### The problem:
Go through the entries that follow and count every line with the string "code". Reply with the number only.

----------------------------------------

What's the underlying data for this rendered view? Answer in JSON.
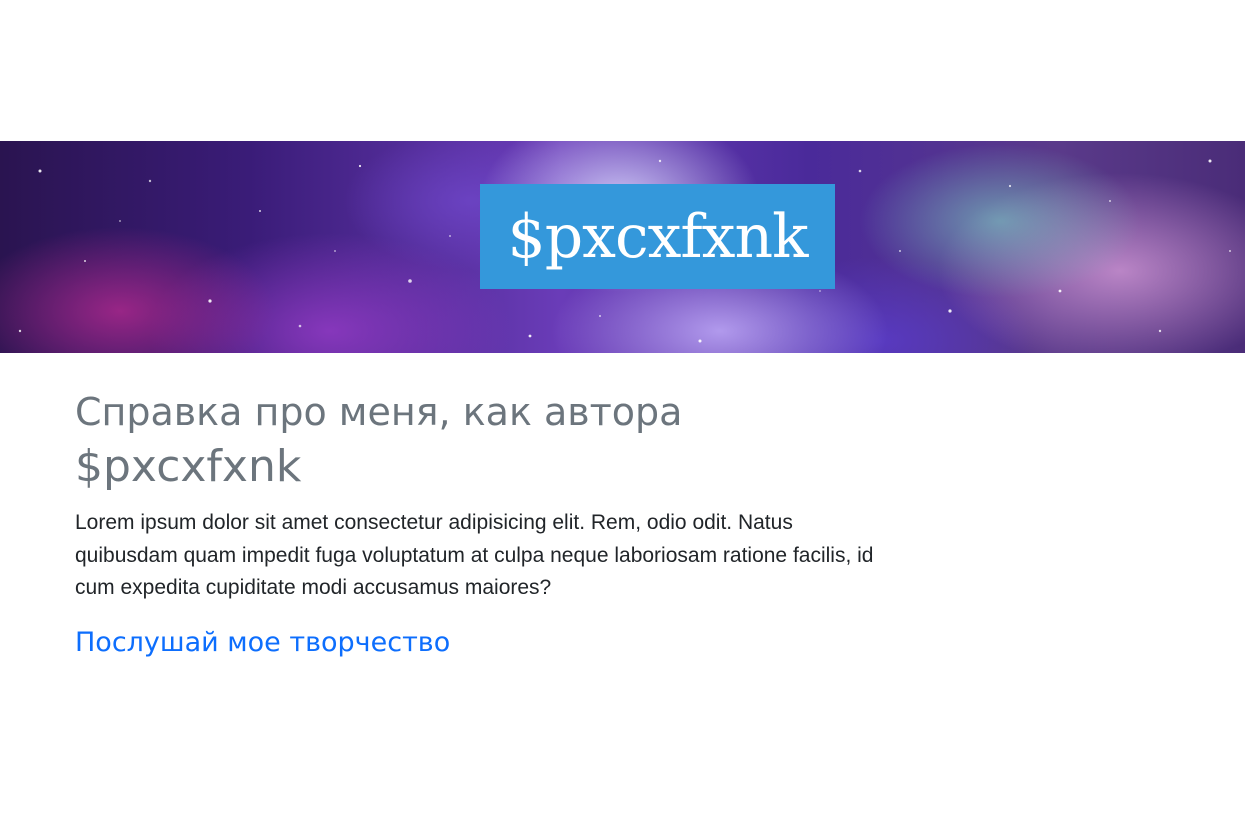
{
  "banner": {
    "logo_text": "$pxcxfxnk",
    "logo_bg_color": "#3498db"
  },
  "about": {
    "heading_line1": "Справка про меня, как автора",
    "heading_line2": "$pxcxfxnk",
    "paragraph": "Lorem ipsum dolor sit amet consectetur adipisicing elit. Rem, odio odit. Natus quibusdam quam impedit fuga voluptatum at culpa neque laboriosam ratione facilis, id cum expedita cupiditate modi accusamus maiores?",
    "listen_link": "Послушай мое творчество"
  },
  "colors": {
    "heading": "#6c757d",
    "text": "#212529",
    "link": "#0d6efd"
  }
}
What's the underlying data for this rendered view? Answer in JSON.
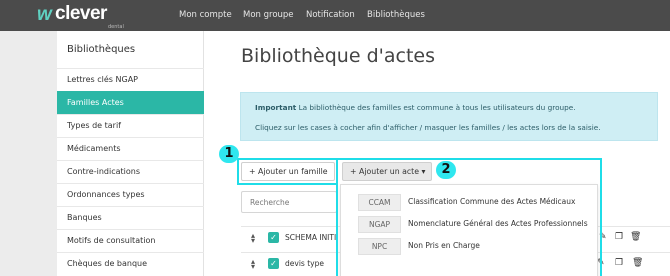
{
  "logo": {
    "mark": "w",
    "name": "clever",
    "sub": "dental"
  },
  "nav": {
    "items": [
      "Mon compte",
      "Mon groupe",
      "Notification",
      "Bibliothèques"
    ]
  },
  "sidebar": {
    "title": "Bibliothèques",
    "items": [
      {
        "label": "Lettres clés NGAP",
        "active": false
      },
      {
        "label": "Familles Actes",
        "active": true
      },
      {
        "label": "Types de tarif",
        "active": false
      },
      {
        "label": "Médicaments",
        "active": false
      },
      {
        "label": "Contre-indications",
        "active": false
      },
      {
        "label": "Ordonnances types",
        "active": false
      },
      {
        "label": "Banques",
        "active": false
      },
      {
        "label": "Motifs de consultation",
        "active": false
      },
      {
        "label": "Chèques de banque",
        "active": false
      }
    ]
  },
  "main": {
    "title": "Bibliothèque d'actes",
    "alert": {
      "strong": "Important",
      "line1": " La bibliothèque des familles est commune à tous les utilisateurs du groupe.",
      "line2": "Cliquez sur les cases à cocher afin d'afficher / masquer les familles / les actes lors de la saisie."
    },
    "buttons": {
      "add_family": "+ Ajouter un famille",
      "add_act": "+ Ajouter un acte ▾"
    },
    "badges": {
      "one": "1",
      "two": "2"
    },
    "search_placeholder": "Recherche",
    "dropdown": [
      {
        "code": "CCAM",
        "label": "Classification Commune des Actes Médicaux"
      },
      {
        "code": "NGAP",
        "label": "Nomenclature Général des Actes Professionnels"
      },
      {
        "code": "NPC",
        "label": "Non Pris en Charge"
      }
    ],
    "rows": [
      {
        "label": "SCHEMA INITI",
        "checked": true
      },
      {
        "label": "devis type",
        "checked": true
      }
    ]
  },
  "icons": {
    "drag": "updown-arrows-icon",
    "check": "checkmark-icon",
    "edit": "pencil-icon",
    "copy": "copy-icon",
    "delete": "trash-icon"
  },
  "colors": {
    "topbar": "#4b4b4b",
    "accent": "#2bb7a6",
    "highlight": "#1fdde8",
    "alert_bg": "#cfeef4"
  }
}
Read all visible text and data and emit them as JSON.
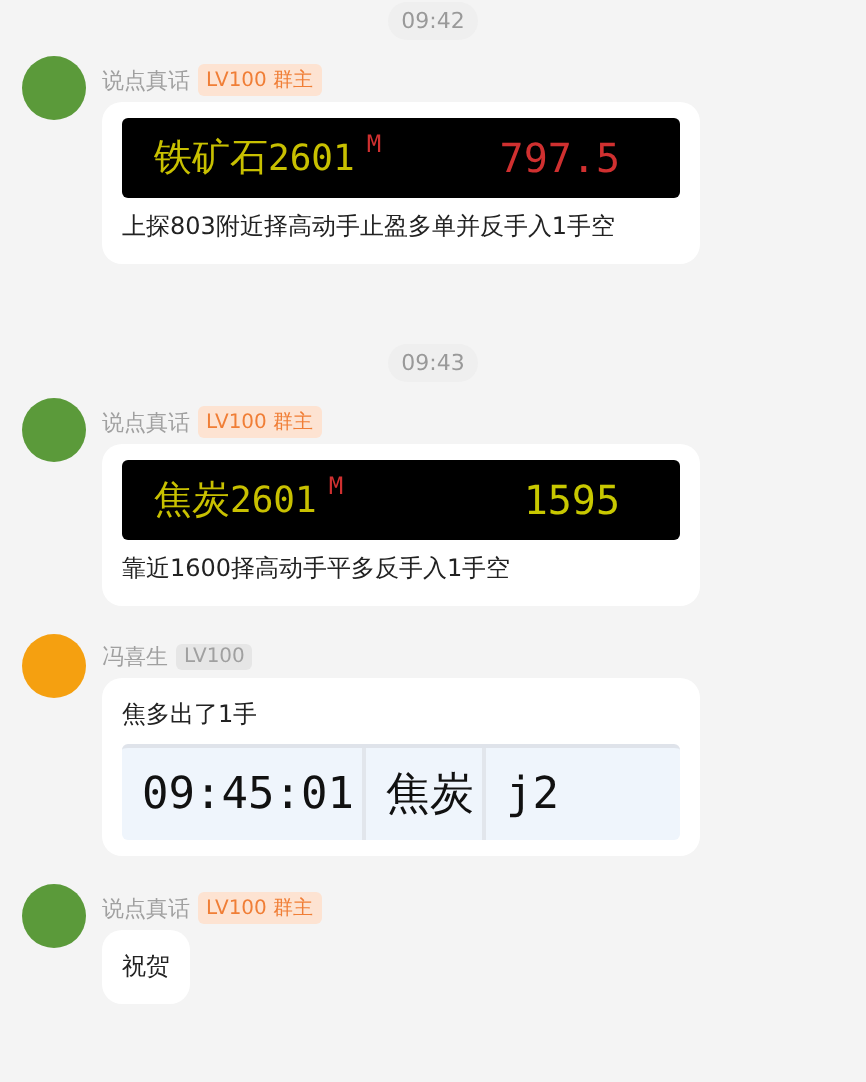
{
  "messages": [
    {
      "kind": "time",
      "text": "09:42"
    },
    {
      "kind": "message",
      "sender": "说点真话",
      "color": "#5b9a3a",
      "badge": {
        "kind": "owner",
        "text": "LV100 群主"
      },
      "content": [
        {
          "kind": "quote-bar",
          "name": "铁矿石",
          "code": "2601",
          "flag": "M",
          "price": "797.5",
          "color": "#d03030"
        },
        {
          "kind": "text",
          "text": "上探803附近择高动手止盈多单并反手入1手空"
        }
      ]
    },
    {
      "kind": "time",
      "text": "09:43"
    },
    {
      "kind": "message",
      "sender": "说点真话",
      "color": "#5b9a3a",
      "badge": {
        "kind": "owner",
        "text": "LV100 群主"
      },
      "content": [
        {
          "kind": "quote-bar",
          "name": "焦炭",
          "code": "2601",
          "flag": "M",
          "price": "1595",
          "color": "#c8c800"
        },
        {
          "kind": "text",
          "text": "靠近1600择高动手平多反手入1手空"
        }
      ]
    },
    {
      "kind": "message",
      "sender": "冯喜生",
      "color": "#f5a010",
      "badge": {
        "kind": "member",
        "text": "LV100"
      },
      "content": [
        {
          "kind": "text",
          "text": "焦多出了1手"
        },
        {
          "kind": "quote-table",
          "cells": [
            "09:45:01",
            "焦炭",
            "j2"
          ]
        }
      ]
    },
    {
      "kind": "message",
      "sender": "说点真话",
      "color": "#5b9a3a",
      "badge": {
        "kind": "owner",
        "text": "LV100 群主"
      },
      "content": [
        {
          "kind": "text",
          "text": "祝贺"
        }
      ]
    }
  ]
}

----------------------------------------

### Solution for this problem:
5